hardYellow StarYellow StarYellow StarYellow StarYellow StarYellow StarYellow StarYellow StarYellow StarGray Star(51)
Length: 80.1 mi • Est. Multi-day
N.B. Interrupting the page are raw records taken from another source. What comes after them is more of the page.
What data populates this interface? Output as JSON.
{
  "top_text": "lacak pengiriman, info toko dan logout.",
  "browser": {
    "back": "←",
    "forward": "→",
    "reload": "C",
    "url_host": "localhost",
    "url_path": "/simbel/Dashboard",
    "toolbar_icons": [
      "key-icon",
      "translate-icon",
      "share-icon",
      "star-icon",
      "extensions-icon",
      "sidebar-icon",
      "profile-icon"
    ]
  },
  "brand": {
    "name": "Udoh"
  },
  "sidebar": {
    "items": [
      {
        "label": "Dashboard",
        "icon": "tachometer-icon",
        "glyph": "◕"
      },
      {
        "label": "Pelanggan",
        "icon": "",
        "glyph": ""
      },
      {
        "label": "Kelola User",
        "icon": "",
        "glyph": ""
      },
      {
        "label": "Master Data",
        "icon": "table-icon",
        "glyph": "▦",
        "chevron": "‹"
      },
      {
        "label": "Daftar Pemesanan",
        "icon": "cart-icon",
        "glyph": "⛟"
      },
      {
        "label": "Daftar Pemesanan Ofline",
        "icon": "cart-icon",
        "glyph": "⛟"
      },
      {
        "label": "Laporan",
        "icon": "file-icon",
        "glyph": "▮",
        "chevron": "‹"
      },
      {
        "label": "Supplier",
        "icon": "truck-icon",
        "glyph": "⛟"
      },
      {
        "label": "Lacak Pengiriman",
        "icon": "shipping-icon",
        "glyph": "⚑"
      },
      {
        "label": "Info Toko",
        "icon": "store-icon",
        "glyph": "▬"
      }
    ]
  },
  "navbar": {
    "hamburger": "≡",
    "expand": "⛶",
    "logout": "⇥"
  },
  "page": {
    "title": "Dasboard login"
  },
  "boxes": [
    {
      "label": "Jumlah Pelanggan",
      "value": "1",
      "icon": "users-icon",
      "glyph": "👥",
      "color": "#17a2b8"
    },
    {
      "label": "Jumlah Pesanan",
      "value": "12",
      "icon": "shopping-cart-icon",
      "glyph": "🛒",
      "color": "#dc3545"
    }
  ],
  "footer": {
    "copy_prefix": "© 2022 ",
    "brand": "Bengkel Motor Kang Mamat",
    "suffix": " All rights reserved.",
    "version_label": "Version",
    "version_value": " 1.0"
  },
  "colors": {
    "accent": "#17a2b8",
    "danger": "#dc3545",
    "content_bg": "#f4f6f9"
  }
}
The Wicklow Way is a long distance walking route that starts in Marlay Park and finishes in the village of Clonegal, Co. Carlow. It is the oldest such route in Ireland, having opened in 1981. It was originally devised in 1966 by J.B. Malone, an author who wrote a regular column on hillwalking for the Evening Herald newspaper. The Wicklow Way forms part of the European long-distance walking route E8 that runs from Dursey Head, County Cork, Ireland to Turkey. The first stage, between Marlay Park and Knockree in the Glencree Valley is approximately 20km long. It starts amid the pleasant surroundings of Marlay Park in the south suburbs of Dublin before ascending Kilmashogue Mountain where panoramic views of Dublin can be enjoyed before the trail passes over the top of Kelly's Glen and into the Glencullen Valley. The city is quickly left behind as the vista of the Dublin and Wicklow mountains opens up for the first time. The trail descends into the Glencullen Valley near Tibradden Mountain and follows the road to the hamlet of Bornaraltry. The path then begins the ascent of the southern side of the Glencullen Valley, climbing towards Prince William's Seat. Close to Prince William's Seat, near a rocky tor known as Raven's Rock, the trail reaches the Glencree Valley, leaving County Dublin and entering County Wicklow. It descends into the valley through Curtlestown Wood before passing along the side of Knockree, a solitary hill sitting in the middle of the valley.Show more
Showing results 1 - 10 of 756